The Menlo Park, CA Police Department quietly changed their traffic incident reporting policy to refer to them as “collisions” or “incidents.” Historically, the police department has referred to such incidents as “accidents” in their external reports.
Like many agencies around the United States, Menlo Park uses Nixle to notify residents of traffic disruptions and emergencies. The police department routinely sends “Nixle Alerts” warning commuters of traffic delays on area roads. Before Wednesday, the department referred to all such incidents as “accidents.”
Mike Sonn, who works in the San Mateo County Assessor’s Office as a mapping analyst, saw this alert of a traffic accident and asked if the Menlo Park PD could stop using “accident” language in their traffic reports.
He soon got in touch with the city of Menlo Park’s transportation manager Jesse Quiron. Quiron understands that language can shape how we think about traffic safety and agreed to talk with Menlo Park police chief Bob Jonsen.
Jonsen apparently was already amenable to the change. He quickly adopting a new policy for his department: traffic incidents would be more accurately described as collisions rather than accidents. Almost immediately, new Nixle alerts and press releases issued by the department used the new language.
The amazing thing about this process — almost all of this happened in the space of about five messages on Twitter.
Although policy implementation is uneven, the California Highway Patrol normally refers to traffic incidents as “incidents” or “collisions” in their initial responses and media reports. Some large police departments such as San Francisco and New York City have also abandoned “accident” in favor of more accurate descriptions in their initial traffic reports.
Livable streets advocates believe the common and automatic use of the word “accident” shifts responsibility away from those who caused a traffic collision.

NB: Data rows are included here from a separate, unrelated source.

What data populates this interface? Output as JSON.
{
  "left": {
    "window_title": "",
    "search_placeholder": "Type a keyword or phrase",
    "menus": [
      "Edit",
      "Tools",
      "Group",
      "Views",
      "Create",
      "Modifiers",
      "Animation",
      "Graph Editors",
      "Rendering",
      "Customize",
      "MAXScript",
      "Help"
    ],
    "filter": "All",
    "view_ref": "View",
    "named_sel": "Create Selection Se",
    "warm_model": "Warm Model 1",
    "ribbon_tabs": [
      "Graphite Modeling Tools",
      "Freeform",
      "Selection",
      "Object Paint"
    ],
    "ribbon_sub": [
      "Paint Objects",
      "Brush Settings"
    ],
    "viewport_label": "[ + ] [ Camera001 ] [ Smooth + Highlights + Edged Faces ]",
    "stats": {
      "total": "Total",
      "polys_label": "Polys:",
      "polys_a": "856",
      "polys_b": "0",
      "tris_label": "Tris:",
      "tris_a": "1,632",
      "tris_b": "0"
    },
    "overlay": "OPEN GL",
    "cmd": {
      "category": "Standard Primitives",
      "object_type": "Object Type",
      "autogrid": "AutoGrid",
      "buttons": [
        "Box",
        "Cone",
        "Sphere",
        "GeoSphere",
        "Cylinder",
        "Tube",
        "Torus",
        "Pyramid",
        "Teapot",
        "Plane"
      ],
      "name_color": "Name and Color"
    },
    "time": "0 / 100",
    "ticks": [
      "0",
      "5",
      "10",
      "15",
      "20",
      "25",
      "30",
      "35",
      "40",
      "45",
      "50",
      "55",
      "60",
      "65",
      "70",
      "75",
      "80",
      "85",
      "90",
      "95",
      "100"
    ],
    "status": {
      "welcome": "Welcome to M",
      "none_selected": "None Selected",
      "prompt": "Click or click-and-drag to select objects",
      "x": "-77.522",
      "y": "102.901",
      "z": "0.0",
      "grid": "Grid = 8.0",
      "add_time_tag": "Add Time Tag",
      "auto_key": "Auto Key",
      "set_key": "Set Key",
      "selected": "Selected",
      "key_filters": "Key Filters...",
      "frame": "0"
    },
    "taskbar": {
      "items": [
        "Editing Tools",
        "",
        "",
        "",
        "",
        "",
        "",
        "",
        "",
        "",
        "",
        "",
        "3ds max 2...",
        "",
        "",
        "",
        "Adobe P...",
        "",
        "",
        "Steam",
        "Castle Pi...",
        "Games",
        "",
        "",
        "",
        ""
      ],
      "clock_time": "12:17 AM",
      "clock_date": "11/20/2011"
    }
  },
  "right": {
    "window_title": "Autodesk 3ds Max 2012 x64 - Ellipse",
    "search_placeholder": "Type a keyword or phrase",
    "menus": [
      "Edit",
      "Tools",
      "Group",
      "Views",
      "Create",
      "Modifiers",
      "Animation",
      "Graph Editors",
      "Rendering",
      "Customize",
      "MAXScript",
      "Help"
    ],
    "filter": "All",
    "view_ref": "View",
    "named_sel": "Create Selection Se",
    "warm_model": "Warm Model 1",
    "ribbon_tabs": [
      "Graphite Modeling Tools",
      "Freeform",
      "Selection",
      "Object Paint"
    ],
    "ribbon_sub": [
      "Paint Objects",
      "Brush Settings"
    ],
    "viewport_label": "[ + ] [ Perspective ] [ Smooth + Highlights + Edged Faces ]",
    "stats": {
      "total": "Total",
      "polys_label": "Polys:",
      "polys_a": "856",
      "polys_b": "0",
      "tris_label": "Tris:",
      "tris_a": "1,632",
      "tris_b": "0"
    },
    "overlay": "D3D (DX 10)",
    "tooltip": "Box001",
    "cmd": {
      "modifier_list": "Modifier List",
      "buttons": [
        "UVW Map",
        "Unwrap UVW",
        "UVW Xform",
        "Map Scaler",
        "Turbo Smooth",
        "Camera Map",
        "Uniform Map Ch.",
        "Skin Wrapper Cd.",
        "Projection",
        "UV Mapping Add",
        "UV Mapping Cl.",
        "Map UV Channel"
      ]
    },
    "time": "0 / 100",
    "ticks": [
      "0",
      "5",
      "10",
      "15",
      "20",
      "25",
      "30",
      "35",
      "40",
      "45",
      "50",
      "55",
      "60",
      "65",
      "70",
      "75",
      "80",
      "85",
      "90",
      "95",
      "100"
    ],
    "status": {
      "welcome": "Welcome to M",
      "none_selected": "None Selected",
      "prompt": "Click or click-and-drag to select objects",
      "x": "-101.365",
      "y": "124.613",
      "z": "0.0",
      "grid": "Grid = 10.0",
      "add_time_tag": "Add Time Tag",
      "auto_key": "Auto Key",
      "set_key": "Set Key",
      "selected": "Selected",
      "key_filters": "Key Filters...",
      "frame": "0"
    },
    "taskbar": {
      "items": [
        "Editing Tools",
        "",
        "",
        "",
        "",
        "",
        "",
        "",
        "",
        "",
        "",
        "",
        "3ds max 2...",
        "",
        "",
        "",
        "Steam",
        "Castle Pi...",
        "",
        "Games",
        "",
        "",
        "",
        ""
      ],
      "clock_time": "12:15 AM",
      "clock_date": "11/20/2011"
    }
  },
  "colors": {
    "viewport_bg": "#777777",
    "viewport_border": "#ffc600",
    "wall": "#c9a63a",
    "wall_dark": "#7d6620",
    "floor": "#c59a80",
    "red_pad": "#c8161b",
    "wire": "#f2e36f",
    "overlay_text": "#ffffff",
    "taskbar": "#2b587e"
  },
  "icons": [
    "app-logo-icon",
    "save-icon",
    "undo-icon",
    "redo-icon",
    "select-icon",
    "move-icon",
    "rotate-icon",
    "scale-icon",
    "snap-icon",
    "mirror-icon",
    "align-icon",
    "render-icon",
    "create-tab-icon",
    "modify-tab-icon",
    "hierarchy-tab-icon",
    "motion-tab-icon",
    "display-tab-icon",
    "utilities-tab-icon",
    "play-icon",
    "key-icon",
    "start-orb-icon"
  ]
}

They seek to encourage police agencies to move away from the term “accident” in hopes of highlighting the dangers created by careless driving.
EXCELLENT, good on them!
Its never too late to fix a bad mistake when it comes to labeling…as we seem to be continually doing in other significant areas of our country and peoples.